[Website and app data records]
-- Opening Marker --
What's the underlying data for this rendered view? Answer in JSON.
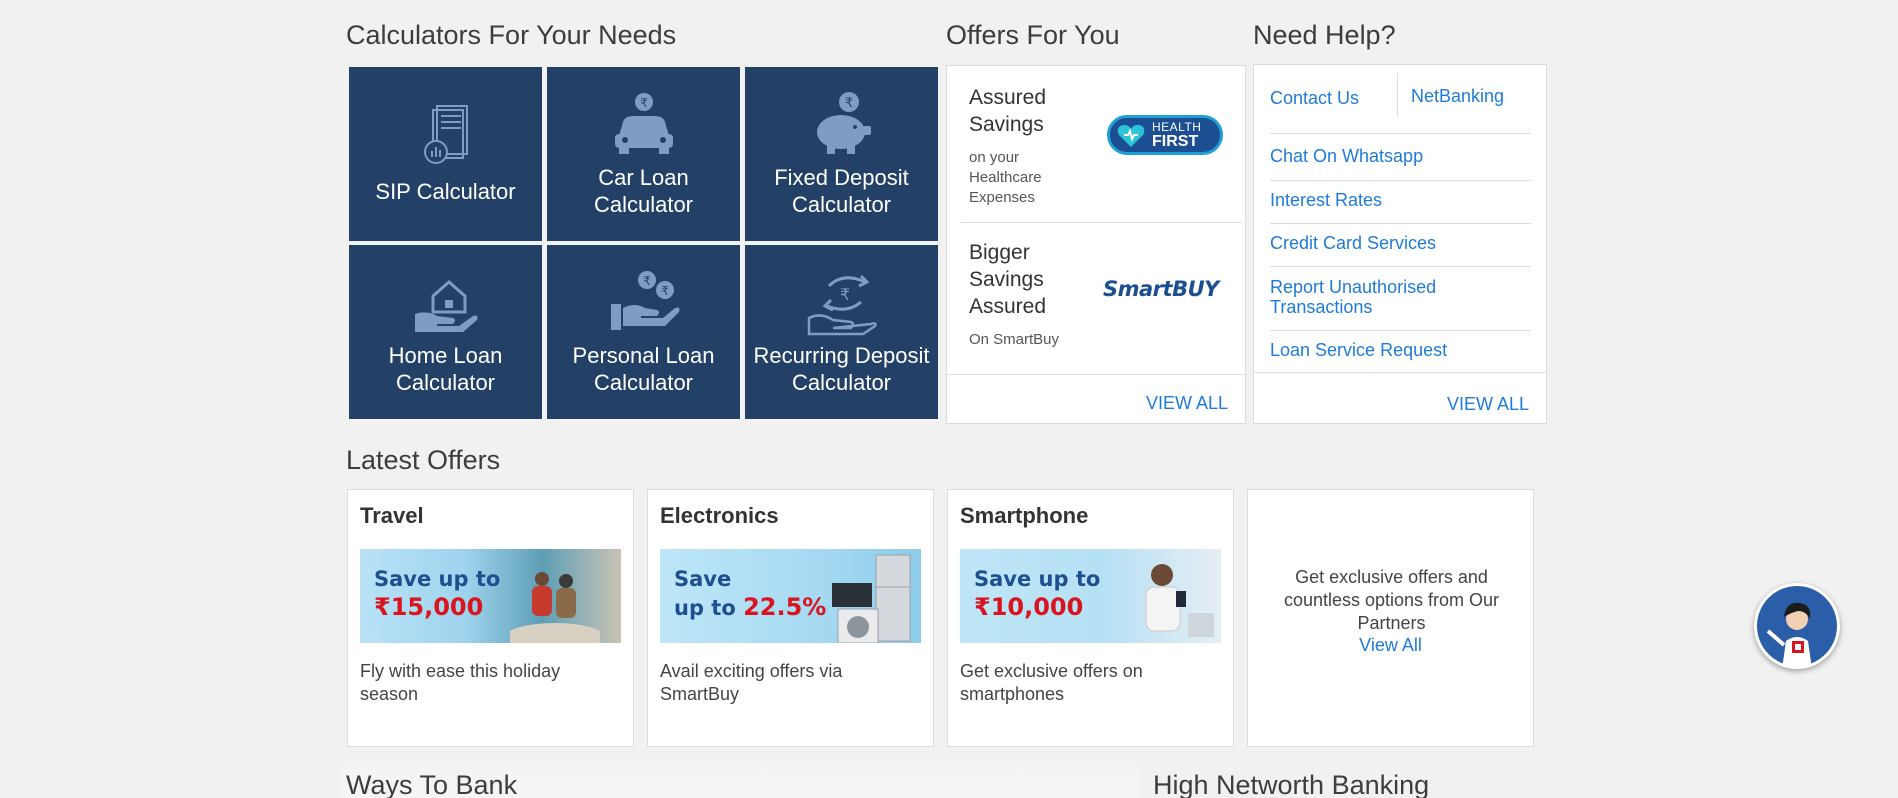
{
  "calculators": {
    "title": "Calculators For Your Needs",
    "items": [
      {
        "label": "SIP Calculator",
        "icon": "document-chart-icon"
      },
      {
        "label": "Car Loan\nCalculator",
        "icon": "car-rupee-icon"
      },
      {
        "label": "Fixed Deposit\nCalculator",
        "icon": "piggy-bank-icon"
      },
      {
        "label": "Home Loan\nCalculator",
        "icon": "house-hand-icon"
      },
      {
        "label": "Personal Loan\nCalculator",
        "icon": "coins-hand-icon"
      },
      {
        "label": "Recurring Deposit\nCalculator",
        "icon": "recurring-rupee-icon"
      }
    ]
  },
  "offers_for_you": {
    "title": "Offers For You",
    "items": [
      {
        "title": "Assured\nSavings",
        "desc": "on your\nHealthcare\nExpenses",
        "logo_line1": "HEALTH",
        "logo_line2": "FIRST"
      },
      {
        "title": "Bigger\nSavings\nAssured",
        "desc": "On SmartBuy",
        "logo_text": "SmartBUY"
      }
    ],
    "view_all": "VIEW ALL"
  },
  "help": {
    "title": "Need Help?",
    "tabs": [
      "Contact Us",
      "NetBanking"
    ],
    "links": [
      "Chat On Whatsapp",
      "Interest Rates",
      "Credit Card Services",
      "Report Unauthorised Transactions",
      "Loan Service Request"
    ],
    "view_all": "VIEW ALL"
  },
  "latest_offers": {
    "title": "Latest Offers",
    "cards": [
      {
        "category": "Travel",
        "banner_line1": "Save up to",
        "banner_amount": "₹15,000",
        "desc": "Fly with ease this holiday season"
      },
      {
        "category": "Electronics",
        "banner_line1": "Save",
        "banner_line2": "up to",
        "banner_amount": "22.5%",
        "desc": "Avail exciting offers via SmartBuy"
      },
      {
        "category": "Smartphone",
        "banner_line1": "Save up to",
        "banner_amount": "₹10,000",
        "desc": "Get exclusive offers on smartphones"
      }
    ],
    "partner_text": "Get exclusive offers and countless options from Our Partners",
    "partner_link": "View All"
  },
  "footer_sections": {
    "ways_to_bank": "Ways To Bank",
    "high_networth": "High Networth Banking"
  },
  "colors": {
    "tile_bg": "#234067",
    "link": "#1e7bd9",
    "accent_red": "#d9141e"
  }
}
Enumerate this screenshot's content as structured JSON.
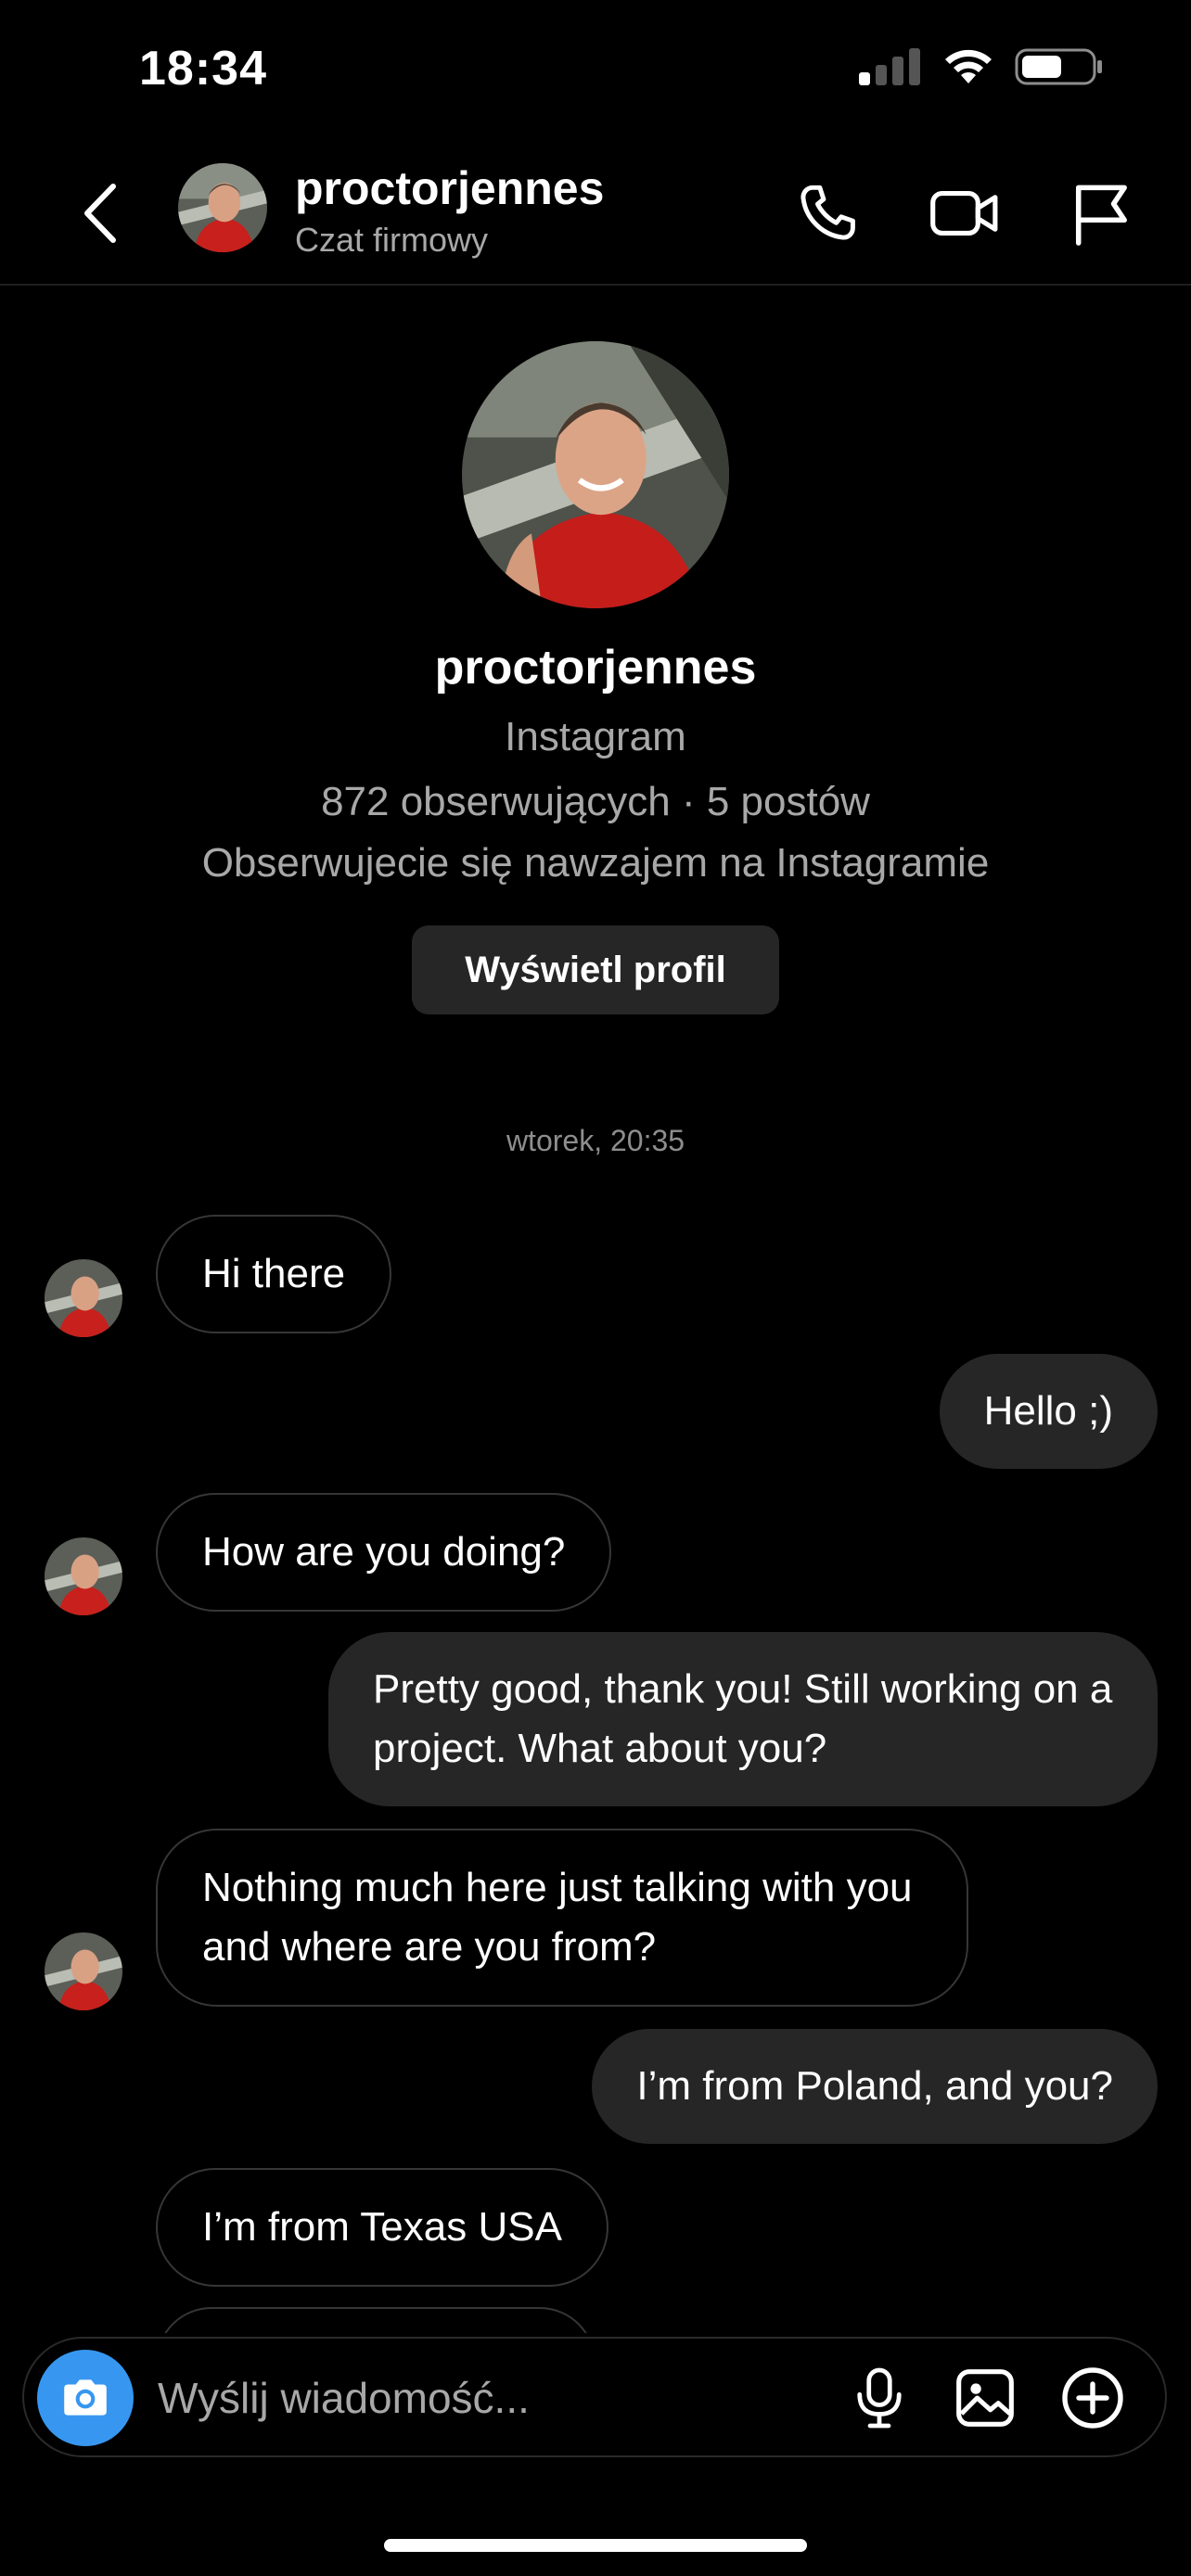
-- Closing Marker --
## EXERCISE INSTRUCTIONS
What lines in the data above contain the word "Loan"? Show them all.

## SOLUTION FOR THIS PROBLEM
        "label": "Car Loan\nCalculator",
        "label": "Home Loan\nCalculator",
        "label": "Personal Loan\nCalculator",
      "Loan Service Request"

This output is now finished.